Tuesday Rally Planned to Stop Deadly Longline Fishery off California coast

COSTA MESA, Calif. – Activists will stand with Turtle Island Restoration Network and The SeaChange Agency on Nov. 19 to protest a new longline fishery in the Pacific Ocean. The authorization would operate off California despite a federal ban on longline gear created in 2004 to protect sea turtles.

“Despite being banned in California for decades, approved experimental vessels are actively operating offshore today—and with planned expansion,” said Annalisa Tuel, the policy and advocacy manager at Turtle Island Restoration Network. “We need to be the voice for sea turtles, sharks, and other sea life that can’t speak for themselves.”

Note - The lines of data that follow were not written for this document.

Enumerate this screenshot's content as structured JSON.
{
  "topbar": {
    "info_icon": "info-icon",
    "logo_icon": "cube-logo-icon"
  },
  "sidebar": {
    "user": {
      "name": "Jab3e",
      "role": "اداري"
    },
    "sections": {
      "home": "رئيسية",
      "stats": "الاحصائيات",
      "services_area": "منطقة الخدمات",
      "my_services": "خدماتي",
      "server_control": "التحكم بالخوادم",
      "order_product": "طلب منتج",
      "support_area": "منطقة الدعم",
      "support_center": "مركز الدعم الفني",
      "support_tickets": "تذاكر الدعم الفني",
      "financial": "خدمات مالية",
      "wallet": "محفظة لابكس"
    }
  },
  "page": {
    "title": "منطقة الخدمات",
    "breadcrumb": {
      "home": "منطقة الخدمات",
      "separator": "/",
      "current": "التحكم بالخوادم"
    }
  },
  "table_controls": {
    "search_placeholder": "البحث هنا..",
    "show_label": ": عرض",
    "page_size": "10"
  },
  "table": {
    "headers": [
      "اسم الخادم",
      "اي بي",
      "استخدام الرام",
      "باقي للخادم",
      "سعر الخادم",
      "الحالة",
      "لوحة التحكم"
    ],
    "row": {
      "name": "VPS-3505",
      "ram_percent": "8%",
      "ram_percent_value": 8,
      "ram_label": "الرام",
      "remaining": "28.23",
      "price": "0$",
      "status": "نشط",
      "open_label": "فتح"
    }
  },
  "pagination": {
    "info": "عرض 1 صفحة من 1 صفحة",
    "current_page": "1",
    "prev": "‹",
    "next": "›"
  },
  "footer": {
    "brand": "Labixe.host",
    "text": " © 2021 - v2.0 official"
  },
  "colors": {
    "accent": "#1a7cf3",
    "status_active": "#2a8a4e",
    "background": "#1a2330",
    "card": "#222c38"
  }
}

“At this point in time, we need to be forward-thinking in preserving our oceans and natural resources. In no shape or form can we afford to go back toward antiquated and barbaric fishing practices that were put on the shelf due to the massive amount of devastation that they are known to cause,” said Brock Cahill, director of The Sea Change Agency. “The levels of bycatch in the longline fishery are tragic. It is time for consciousness over convenience, and California is most typically a leader in this field! Let’s move forward, and not go back to something we banned decades ago. Let this be the end of the longline.”

What: Activists from environmental groups will speak out against the authorization of a longline fishery off California at the Pacific Fishery Management Council meeting.

When: Tuesday, Nov. 19, 10:00AM PST

Where: Hilton Orange/Costa Mesa, 3050 Bristol St., Costa Mesa, CA 92626

Media availability: Activists with Turtle Island Restoration Network, The SeaChange Agency, and various environmental organizations will gather at the hotel lobby before attending the meeting.

Longlines stretch up to 60 miles, with 1,000 hooks intended to catch swordfish and tuna. Sea turtles become hooked while trying to take longline bait or become entangled while swimming through the walls of nearly invisible lines and hooks. That can drown the turtles or leave them fatally injured. Seabirds such as Laysan and black-footed albatrosses also dive for the bait and become hooked; worldwide, longline fishing has caused precipitous declines in most albatross populations.

Turtle Island Restoration Network and allies sued the Trump administration in May for permitting a new longline fishery in the Pacific Ocean, despite a federal ban on longline gear created in 2004 to protect sea turtles.

The Fisheries Service issued the permit May 8, about a year after a federal court ordered the Hawaiian shallow-set longline fishery closed to protect endangered loggerhead sea turtles following a lawsuit filed by Turtle Island Restoration Network and the Center for Biological Diversity, represented by Earthjustice. After the court invalidated the inflated limits on incidental catch of sea turtles, the lower limits compelled an immediate closure of the Hawaiian shallow-set longline fishery.

Turtle Island Restoration Network is a global nonprofit whose mission is to inspire and mobilize people around the world to protect marine biodiversity and the oceans that sustain all life on Earth. Learn more at 

The SeaChange Agency was launched in recognition that sharks and sea turtles, as well as other threatened marine species, are vulnerable and telling barometers for the overall health of the oceans, and that they face many massive hurdles in their battle for survival. In response, we help support endangered populations and preservation projects in several key locations across the globe. We strive to close the loop, educate people about their part in the problem, engage people in their part of the solution, and elevate the condition of the ocean at large, as well as our local waters.